The University of Portsmouth, Faculty of Creative and Cultural Industries, are pleased to present findings from Empowering Design Practices (EDP), on the ‘Places of worship at the service of people and communities‘.
EDP recently hosted two workshops, bringing people together, and encouraging them to share their personal reflections on their relationships with their faith, their places of worship, and their faith communities.
The Two workshops took place in Bradford, and West London, uniting individuals from the local: Sikh, Hindu, Muslim, Christian, Masorti, Reform, and Liberal Jewish communities.
Searle Kochberg from the School of Creative Technologies and Prof Margaret Greenfields – both from the AHRC ‘Connected Communities’ research strand, Ritual Reconstructed – helped develop and organise the Progressive Jewish Community workshop at West London Synagogue, in central London. Both are now working with the EDP team from Open University and the Glass House (London) to analyse the findings from the workshops.

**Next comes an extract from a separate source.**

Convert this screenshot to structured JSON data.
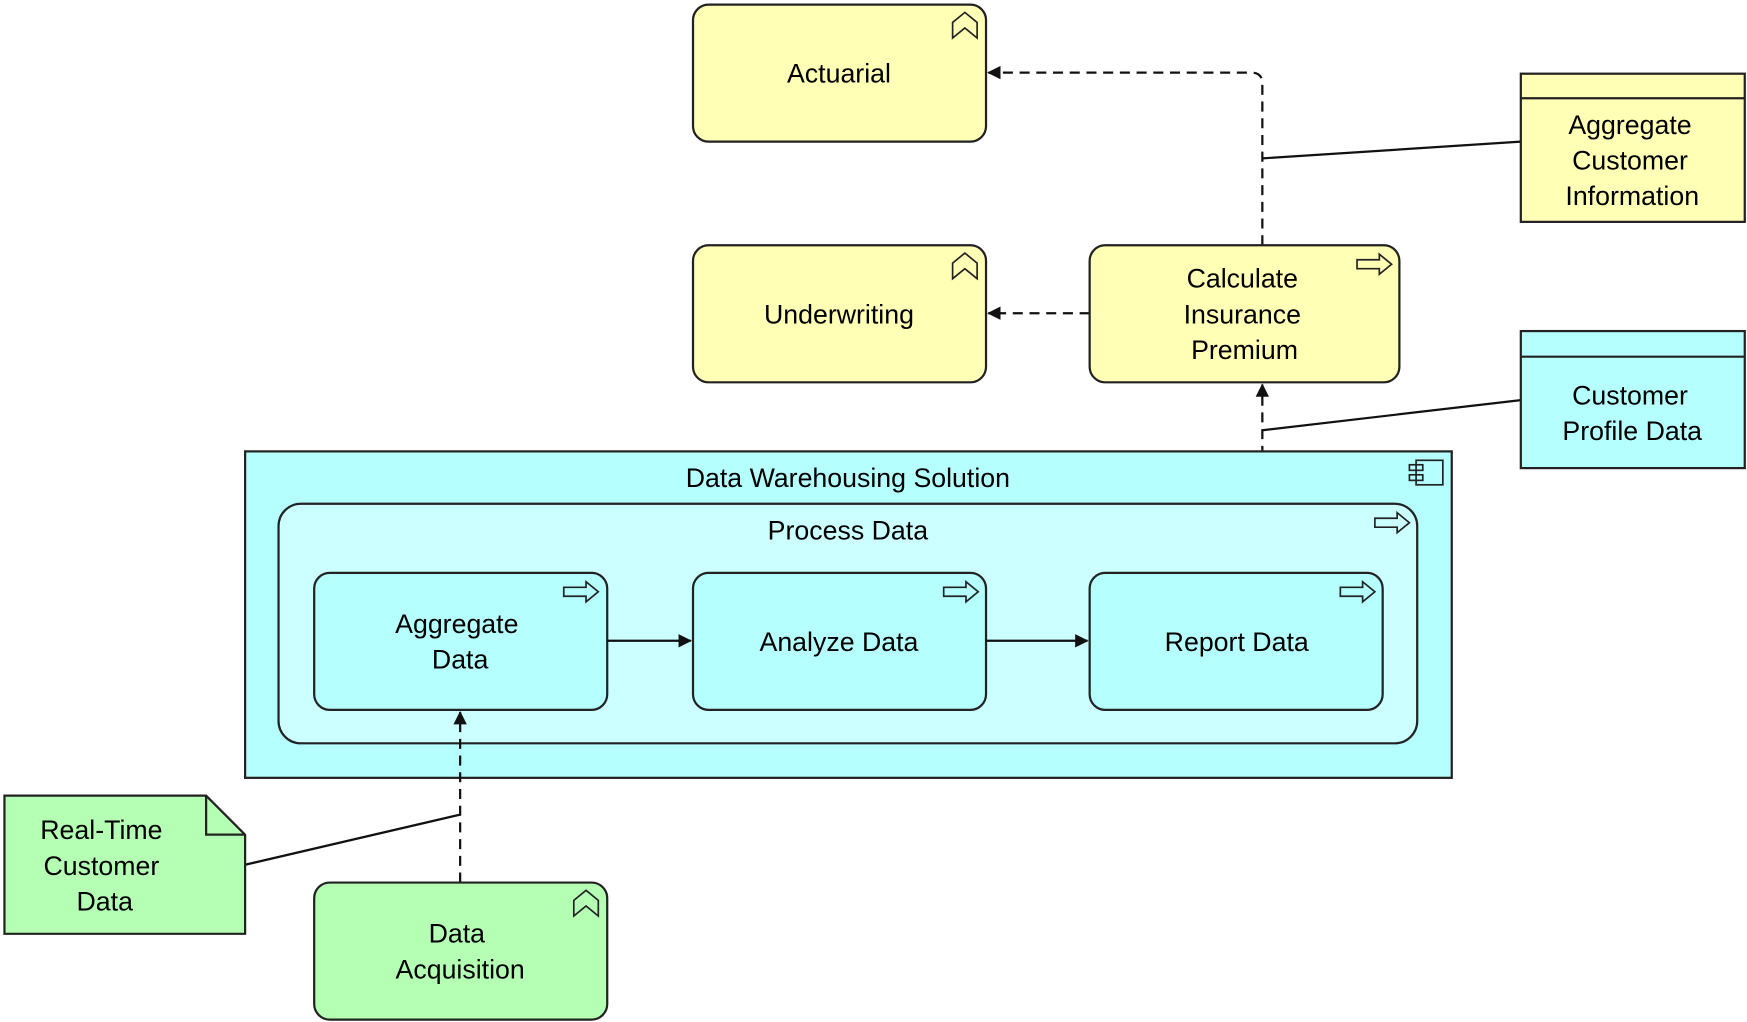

Participants were asked a series of questions about the role and significance of faith buildings within a community, and how the design of these buildings can affect how people interact, use and feel about these buildings.

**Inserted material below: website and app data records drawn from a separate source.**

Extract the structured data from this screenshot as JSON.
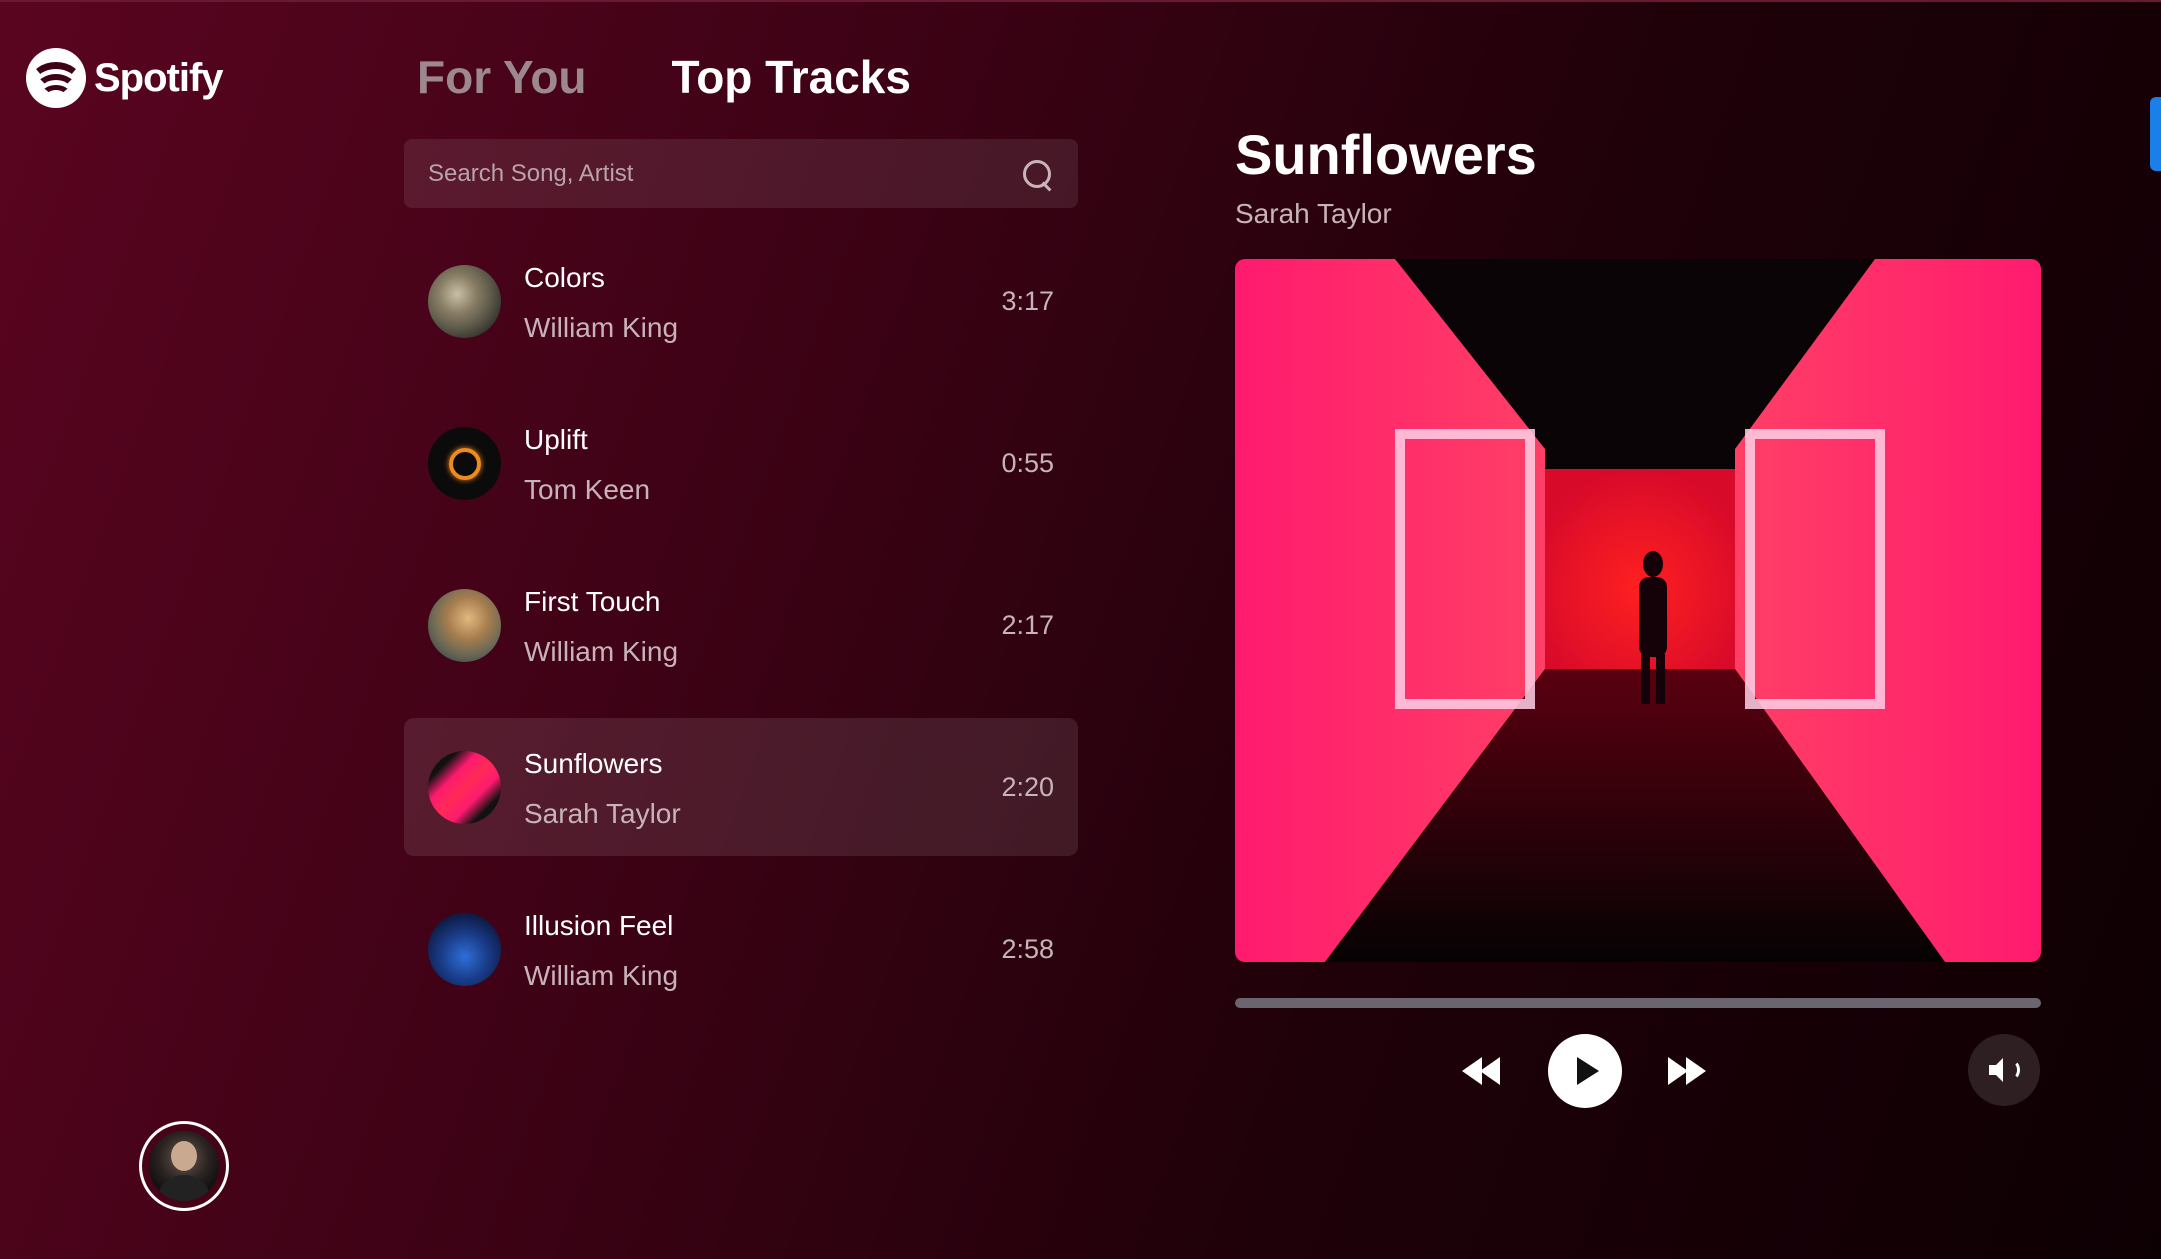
{
  "brand": {
    "name": "Spotify"
  },
  "tabs": [
    {
      "label": "For You",
      "active": false
    },
    {
      "label": "Top Tracks",
      "active": true
    }
  ],
  "search": {
    "placeholder": "Search Song, Artist",
    "value": ""
  },
  "tracks": [
    {
      "title": "Colors",
      "artist": "William King",
      "duration": "3:17",
      "selected": false
    },
    {
      "title": "Uplift",
      "artist": "Tom Keen",
      "duration": "0:55",
      "selected": false
    },
    {
      "title": "First Touch",
      "artist": "William King",
      "duration": "2:17",
      "selected": false
    },
    {
      "title": "Sunflowers",
      "artist": "Sarah Taylor",
      "duration": "2:20",
      "selected": true
    },
    {
      "title": "Illusion Feel",
      "artist": "William King",
      "duration": "2:58",
      "selected": false
    }
  ],
  "now_playing": {
    "title": "Sunflowers",
    "artist": "Sarah Taylor",
    "progress": 0
  },
  "icons": {
    "search": "search-icon",
    "rewind": "rewind-icon",
    "play": "play-icon",
    "fast_forward": "fast-forward-icon",
    "volume": "volume-icon"
  },
  "colors": {
    "background_start": "#5a0520",
    "background_end": "#0d0003",
    "accent": "#1a7fe8"
  }
}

Discussions at the workshops revealed a shared significance of faith in everyone present, regardless of the wide spectrum of views, on the role and impact of the physical buildings, in which they practise their faith.
Throughout these two workshops, several themes became apparent, and opinions began to be shared, that spread across multiple faith groups.
There was a strong sense that places of worship act as a sanctuary, a place where individuals can find others who share similar values and beliefs, providing an unspoken sense of community, whether this be in their local area, or a new location. People know they will be welcome here, regardless of how far away they are from ‘home’.
Participants recognised that faith could be practised anywhere, but praised these buildings of faith, as a marker in the city, a statement of “we are here!”, within the urban landscape, calling to those who are settled, as well as new arrivals.
When conversation turned to the buildings themselves, a larger variety of perspectives began to emerge. Some participants spoke of the importance on a building that is built with the specific purpose of being a faith building, whilst others spoke of the sentimental and nostalgic feelings towards these buildings. Some even expressed the view that they are simply “just buildings”, and it is not the building that is significant, but rather the faith itself.
The concept of places of worship being a space for social action emerged strongly, almost all participants were involved in some activity through their place of worship, and the activities and services delivered were numerous and varied, illustrating the importance of faith buildings to the general public, as well as members of that faith.
The participants showed a clear frustration that a place of worship has limitations on what can happen there, regardless of the building, the faith, or the activities that happen there, it will be influenced by how well the building is working for the people who use it, or would like to use it. Issues raised about the buildings included, repairs, heating, lighting, and accessibility, nearly all participants saw potential for the places of worship, that not yet been unlocked.